In Tadoba national park, central India, we were travelling in our open-top jeep when our driver skidded to a halt and reversed just a few yards. Leaning out of his open window, he pointed to a pugmark in the sand. A female tiger had passed this way just a few moments before. We followed the track until it turned left into the forest. Our driver shot off on a circular route to get to the other side of the woodland as soon as he could. Eventually, we turned out onto a tarmac road and travelled left on a parallel route to the one where we had seen the print. Shortly afterwards, we were rewarded by an amazing sight. The adult female, known as ‘Sonam’ was walking along the road towards us. Then, gradually, one cub appeared, followed by another and yet another until five cubs joined their mother to saunter towards us. Four of the youngsters are this year’s cubs but the fifth is a male from last year who apparently doesn’t feel like leaving home just yet. A familiar story in many households.

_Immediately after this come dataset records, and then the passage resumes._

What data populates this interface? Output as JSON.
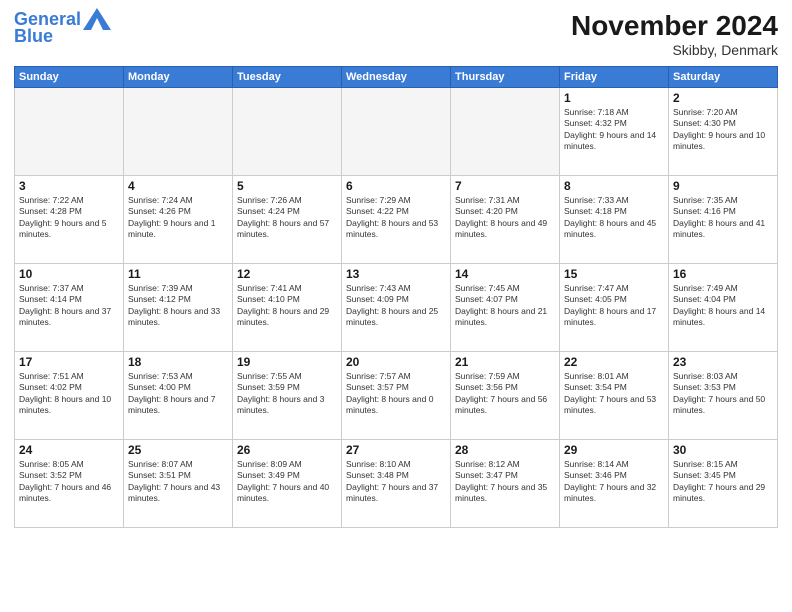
{
  "logo": {
    "line1": "General",
    "line2": "Blue"
  },
  "title": "November 2024",
  "location": "Skibby, Denmark",
  "weekdays": [
    "Sunday",
    "Monday",
    "Tuesday",
    "Wednesday",
    "Thursday",
    "Friday",
    "Saturday"
  ],
  "weeks": [
    [
      {
        "day": "",
        "info": ""
      },
      {
        "day": "",
        "info": ""
      },
      {
        "day": "",
        "info": ""
      },
      {
        "day": "",
        "info": ""
      },
      {
        "day": "",
        "info": ""
      },
      {
        "day": "1",
        "info": "Sunrise: 7:18 AM\nSunset: 4:32 PM\nDaylight: 9 hours and 14 minutes."
      },
      {
        "day": "2",
        "info": "Sunrise: 7:20 AM\nSunset: 4:30 PM\nDaylight: 9 hours and 10 minutes."
      }
    ],
    [
      {
        "day": "3",
        "info": "Sunrise: 7:22 AM\nSunset: 4:28 PM\nDaylight: 9 hours and 5 minutes."
      },
      {
        "day": "4",
        "info": "Sunrise: 7:24 AM\nSunset: 4:26 PM\nDaylight: 9 hours and 1 minute."
      },
      {
        "day": "5",
        "info": "Sunrise: 7:26 AM\nSunset: 4:24 PM\nDaylight: 8 hours and 57 minutes."
      },
      {
        "day": "6",
        "info": "Sunrise: 7:29 AM\nSunset: 4:22 PM\nDaylight: 8 hours and 53 minutes."
      },
      {
        "day": "7",
        "info": "Sunrise: 7:31 AM\nSunset: 4:20 PM\nDaylight: 8 hours and 49 minutes."
      },
      {
        "day": "8",
        "info": "Sunrise: 7:33 AM\nSunset: 4:18 PM\nDaylight: 8 hours and 45 minutes."
      },
      {
        "day": "9",
        "info": "Sunrise: 7:35 AM\nSunset: 4:16 PM\nDaylight: 8 hours and 41 minutes."
      }
    ],
    [
      {
        "day": "10",
        "info": "Sunrise: 7:37 AM\nSunset: 4:14 PM\nDaylight: 8 hours and 37 minutes."
      },
      {
        "day": "11",
        "info": "Sunrise: 7:39 AM\nSunset: 4:12 PM\nDaylight: 8 hours and 33 minutes."
      },
      {
        "day": "12",
        "info": "Sunrise: 7:41 AM\nSunset: 4:10 PM\nDaylight: 8 hours and 29 minutes."
      },
      {
        "day": "13",
        "info": "Sunrise: 7:43 AM\nSunset: 4:09 PM\nDaylight: 8 hours and 25 minutes."
      },
      {
        "day": "14",
        "info": "Sunrise: 7:45 AM\nSunset: 4:07 PM\nDaylight: 8 hours and 21 minutes."
      },
      {
        "day": "15",
        "info": "Sunrise: 7:47 AM\nSunset: 4:05 PM\nDaylight: 8 hours and 17 minutes."
      },
      {
        "day": "16",
        "info": "Sunrise: 7:49 AM\nSunset: 4:04 PM\nDaylight: 8 hours and 14 minutes."
      }
    ],
    [
      {
        "day": "17",
        "info": "Sunrise: 7:51 AM\nSunset: 4:02 PM\nDaylight: 8 hours and 10 minutes."
      },
      {
        "day": "18",
        "info": "Sunrise: 7:53 AM\nSunset: 4:00 PM\nDaylight: 8 hours and 7 minutes."
      },
      {
        "day": "19",
        "info": "Sunrise: 7:55 AM\nSunset: 3:59 PM\nDaylight: 8 hours and 3 minutes."
      },
      {
        "day": "20",
        "info": "Sunrise: 7:57 AM\nSunset: 3:57 PM\nDaylight: 8 hours and 0 minutes."
      },
      {
        "day": "21",
        "info": "Sunrise: 7:59 AM\nSunset: 3:56 PM\nDaylight: 7 hours and 56 minutes."
      },
      {
        "day": "22",
        "info": "Sunrise: 8:01 AM\nSunset: 3:54 PM\nDaylight: 7 hours and 53 minutes."
      },
      {
        "day": "23",
        "info": "Sunrise: 8:03 AM\nSunset: 3:53 PM\nDaylight: 7 hours and 50 minutes."
      }
    ],
    [
      {
        "day": "24",
        "info": "Sunrise: 8:05 AM\nSunset: 3:52 PM\nDaylight: 7 hours and 46 minutes."
      },
      {
        "day": "25",
        "info": "Sunrise: 8:07 AM\nSunset: 3:51 PM\nDaylight: 7 hours and 43 minutes."
      },
      {
        "day": "26",
        "info": "Sunrise: 8:09 AM\nSunset: 3:49 PM\nDaylight: 7 hours and 40 minutes."
      },
      {
        "day": "27",
        "info": "Sunrise: 8:10 AM\nSunset: 3:48 PM\nDaylight: 7 hours and 37 minutes."
      },
      {
        "day": "28",
        "info": "Sunrise: 8:12 AM\nSunset: 3:47 PM\nDaylight: 7 hours and 35 minutes."
      },
      {
        "day": "29",
        "info": "Sunrise: 8:14 AM\nSunset: 3:46 PM\nDaylight: 7 hours and 32 minutes."
      },
      {
        "day": "30",
        "info": "Sunrise: 8:15 AM\nSunset: 3:45 PM\nDaylight: 7 hours and 29 minutes."
      }
    ]
  ]
}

There are strict rules about keeping distance between the jeep and the animals so we were constantly on the move – in reverse. But this gave me great opportunities for photos as the family followed on behind. This sighting was totally due to the skills of the trackers and it wasn’t the only time they demonstrated an uncanny judgement about the whereabouts of otherwise invisible animals.